Filter the listing and keep only the lines with the word "legend".
────────────────────
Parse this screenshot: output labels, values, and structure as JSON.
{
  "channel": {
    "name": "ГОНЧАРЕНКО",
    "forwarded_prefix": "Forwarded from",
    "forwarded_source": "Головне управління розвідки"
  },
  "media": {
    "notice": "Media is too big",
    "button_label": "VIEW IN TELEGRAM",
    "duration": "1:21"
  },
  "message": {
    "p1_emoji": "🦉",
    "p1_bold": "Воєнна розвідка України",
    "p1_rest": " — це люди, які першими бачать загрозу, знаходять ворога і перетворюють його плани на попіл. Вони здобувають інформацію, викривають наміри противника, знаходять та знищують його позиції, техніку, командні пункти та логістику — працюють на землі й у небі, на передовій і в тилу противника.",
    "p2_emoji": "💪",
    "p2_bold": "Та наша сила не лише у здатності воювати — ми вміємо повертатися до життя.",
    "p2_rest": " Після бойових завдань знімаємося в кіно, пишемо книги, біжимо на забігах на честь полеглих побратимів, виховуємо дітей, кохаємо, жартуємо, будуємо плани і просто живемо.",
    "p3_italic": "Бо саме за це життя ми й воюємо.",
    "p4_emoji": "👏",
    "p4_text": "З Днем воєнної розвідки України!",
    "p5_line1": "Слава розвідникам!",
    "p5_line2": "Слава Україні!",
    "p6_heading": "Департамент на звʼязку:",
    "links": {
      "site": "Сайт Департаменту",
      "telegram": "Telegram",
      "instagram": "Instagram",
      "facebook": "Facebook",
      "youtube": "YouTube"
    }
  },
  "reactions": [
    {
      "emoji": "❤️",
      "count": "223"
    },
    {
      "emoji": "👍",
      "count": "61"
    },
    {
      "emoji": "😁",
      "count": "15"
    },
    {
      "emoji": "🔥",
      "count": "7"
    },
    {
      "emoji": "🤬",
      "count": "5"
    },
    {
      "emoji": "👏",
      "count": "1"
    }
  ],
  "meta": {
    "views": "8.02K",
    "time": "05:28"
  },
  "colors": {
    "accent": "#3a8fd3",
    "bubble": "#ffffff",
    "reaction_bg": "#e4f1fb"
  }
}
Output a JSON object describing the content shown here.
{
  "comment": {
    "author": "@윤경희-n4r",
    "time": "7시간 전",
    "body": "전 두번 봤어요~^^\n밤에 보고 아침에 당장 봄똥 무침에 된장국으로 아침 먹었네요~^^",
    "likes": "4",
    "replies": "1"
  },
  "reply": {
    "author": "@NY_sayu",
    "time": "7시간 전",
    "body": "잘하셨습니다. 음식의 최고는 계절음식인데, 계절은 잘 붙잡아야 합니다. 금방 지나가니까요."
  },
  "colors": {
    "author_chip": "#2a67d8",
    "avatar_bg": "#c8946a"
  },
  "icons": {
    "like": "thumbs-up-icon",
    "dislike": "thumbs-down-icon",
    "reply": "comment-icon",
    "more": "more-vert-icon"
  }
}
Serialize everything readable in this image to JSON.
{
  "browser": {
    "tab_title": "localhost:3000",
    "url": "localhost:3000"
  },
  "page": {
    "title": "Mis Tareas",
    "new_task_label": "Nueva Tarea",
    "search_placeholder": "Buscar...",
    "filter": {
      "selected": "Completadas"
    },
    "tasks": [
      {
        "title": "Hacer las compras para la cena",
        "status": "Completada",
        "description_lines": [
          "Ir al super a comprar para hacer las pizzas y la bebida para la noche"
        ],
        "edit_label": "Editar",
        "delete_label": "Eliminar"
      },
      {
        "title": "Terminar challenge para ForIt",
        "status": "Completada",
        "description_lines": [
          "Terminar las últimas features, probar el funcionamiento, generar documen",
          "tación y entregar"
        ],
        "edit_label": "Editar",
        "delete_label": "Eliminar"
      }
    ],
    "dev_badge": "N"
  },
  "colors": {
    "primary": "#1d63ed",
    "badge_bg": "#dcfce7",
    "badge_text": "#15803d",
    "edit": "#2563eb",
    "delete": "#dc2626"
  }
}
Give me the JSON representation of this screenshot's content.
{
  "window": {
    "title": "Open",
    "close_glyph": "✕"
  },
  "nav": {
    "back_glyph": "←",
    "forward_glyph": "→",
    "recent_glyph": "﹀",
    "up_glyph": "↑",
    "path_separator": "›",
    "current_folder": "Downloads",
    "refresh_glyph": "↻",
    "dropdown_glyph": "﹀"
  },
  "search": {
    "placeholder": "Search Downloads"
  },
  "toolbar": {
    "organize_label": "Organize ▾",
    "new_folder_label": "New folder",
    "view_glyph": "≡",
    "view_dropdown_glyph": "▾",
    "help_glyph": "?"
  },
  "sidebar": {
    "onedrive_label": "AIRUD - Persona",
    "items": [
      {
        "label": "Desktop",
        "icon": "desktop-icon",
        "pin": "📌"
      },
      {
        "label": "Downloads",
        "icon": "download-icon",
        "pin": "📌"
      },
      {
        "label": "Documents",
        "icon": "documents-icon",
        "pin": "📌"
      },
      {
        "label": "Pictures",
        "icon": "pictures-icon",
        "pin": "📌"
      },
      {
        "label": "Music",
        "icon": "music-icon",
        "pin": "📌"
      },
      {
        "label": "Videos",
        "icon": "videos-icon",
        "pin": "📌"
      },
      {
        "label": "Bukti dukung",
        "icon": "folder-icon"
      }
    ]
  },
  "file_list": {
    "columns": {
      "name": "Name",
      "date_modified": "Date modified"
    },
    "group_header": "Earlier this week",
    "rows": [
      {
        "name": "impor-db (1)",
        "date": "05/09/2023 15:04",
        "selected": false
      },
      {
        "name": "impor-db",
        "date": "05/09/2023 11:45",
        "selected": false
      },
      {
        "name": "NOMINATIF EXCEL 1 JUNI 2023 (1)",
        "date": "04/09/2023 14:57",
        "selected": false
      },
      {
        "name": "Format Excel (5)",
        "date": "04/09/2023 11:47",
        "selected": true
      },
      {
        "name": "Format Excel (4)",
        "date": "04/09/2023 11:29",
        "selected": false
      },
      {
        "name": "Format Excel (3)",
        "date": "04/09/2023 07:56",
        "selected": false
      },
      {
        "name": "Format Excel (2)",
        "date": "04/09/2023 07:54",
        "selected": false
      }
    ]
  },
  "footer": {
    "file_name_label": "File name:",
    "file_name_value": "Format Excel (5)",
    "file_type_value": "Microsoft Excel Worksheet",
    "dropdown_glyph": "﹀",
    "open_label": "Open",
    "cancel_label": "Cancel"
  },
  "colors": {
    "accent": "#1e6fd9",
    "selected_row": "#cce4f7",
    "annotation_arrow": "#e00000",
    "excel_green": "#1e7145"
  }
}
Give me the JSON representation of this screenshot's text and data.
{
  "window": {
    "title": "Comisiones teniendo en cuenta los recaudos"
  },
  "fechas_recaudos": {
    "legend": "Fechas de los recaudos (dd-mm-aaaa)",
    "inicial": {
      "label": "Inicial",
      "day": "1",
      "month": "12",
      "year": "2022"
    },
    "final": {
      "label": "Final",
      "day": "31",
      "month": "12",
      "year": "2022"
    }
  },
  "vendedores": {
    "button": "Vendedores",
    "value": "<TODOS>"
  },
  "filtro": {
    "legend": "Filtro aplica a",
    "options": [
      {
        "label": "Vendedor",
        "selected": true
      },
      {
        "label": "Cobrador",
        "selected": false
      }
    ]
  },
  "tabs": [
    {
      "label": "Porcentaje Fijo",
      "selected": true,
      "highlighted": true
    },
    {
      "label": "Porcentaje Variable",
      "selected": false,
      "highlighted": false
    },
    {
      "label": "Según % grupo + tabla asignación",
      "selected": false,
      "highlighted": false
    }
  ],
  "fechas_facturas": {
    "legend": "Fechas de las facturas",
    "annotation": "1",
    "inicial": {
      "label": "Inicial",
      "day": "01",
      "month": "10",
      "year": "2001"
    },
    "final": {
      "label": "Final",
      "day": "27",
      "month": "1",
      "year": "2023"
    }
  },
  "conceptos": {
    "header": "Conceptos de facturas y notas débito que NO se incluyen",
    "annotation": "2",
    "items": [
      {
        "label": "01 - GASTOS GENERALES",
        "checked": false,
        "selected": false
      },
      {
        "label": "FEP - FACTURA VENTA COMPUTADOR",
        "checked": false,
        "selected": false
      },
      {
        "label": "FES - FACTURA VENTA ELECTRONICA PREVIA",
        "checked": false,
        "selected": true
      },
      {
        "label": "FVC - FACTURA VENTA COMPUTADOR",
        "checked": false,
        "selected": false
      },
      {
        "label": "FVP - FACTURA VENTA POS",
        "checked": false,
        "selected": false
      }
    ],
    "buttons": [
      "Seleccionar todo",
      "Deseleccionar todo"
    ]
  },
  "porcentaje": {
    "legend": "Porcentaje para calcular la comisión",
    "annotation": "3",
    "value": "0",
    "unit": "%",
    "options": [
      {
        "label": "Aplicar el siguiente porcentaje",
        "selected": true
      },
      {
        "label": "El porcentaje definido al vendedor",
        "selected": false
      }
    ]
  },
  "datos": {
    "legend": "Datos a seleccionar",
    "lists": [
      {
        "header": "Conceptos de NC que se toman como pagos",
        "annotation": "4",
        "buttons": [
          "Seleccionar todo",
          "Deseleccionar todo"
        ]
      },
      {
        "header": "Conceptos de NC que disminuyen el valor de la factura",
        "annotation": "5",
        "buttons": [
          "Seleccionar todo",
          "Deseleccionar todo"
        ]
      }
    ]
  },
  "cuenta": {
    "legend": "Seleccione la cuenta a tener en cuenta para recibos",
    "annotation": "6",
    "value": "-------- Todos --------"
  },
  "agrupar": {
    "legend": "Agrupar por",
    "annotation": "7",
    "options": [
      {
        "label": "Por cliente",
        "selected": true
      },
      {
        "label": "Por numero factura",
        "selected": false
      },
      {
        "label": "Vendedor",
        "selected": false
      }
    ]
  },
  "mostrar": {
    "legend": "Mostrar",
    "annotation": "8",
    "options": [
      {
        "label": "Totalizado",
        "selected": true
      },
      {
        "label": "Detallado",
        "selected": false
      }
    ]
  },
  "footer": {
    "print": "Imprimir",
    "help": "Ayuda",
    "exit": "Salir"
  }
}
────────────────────
◆ **FINISHED TASK**
    "legend": "Fechas de los recaudos (dd-mm-aaaa)",
    "legend": "Filtro aplica a",
    "legend": "Fechas de las facturas",
    "legend": "Porcentaje para calcular la comisión",
    "legend": "Datos a seleccionar",
    "legend": "Seleccione la cuenta a tener en cuenta para recibos",
    "legend": "Agrupar por",
    "legend": "Mostrar",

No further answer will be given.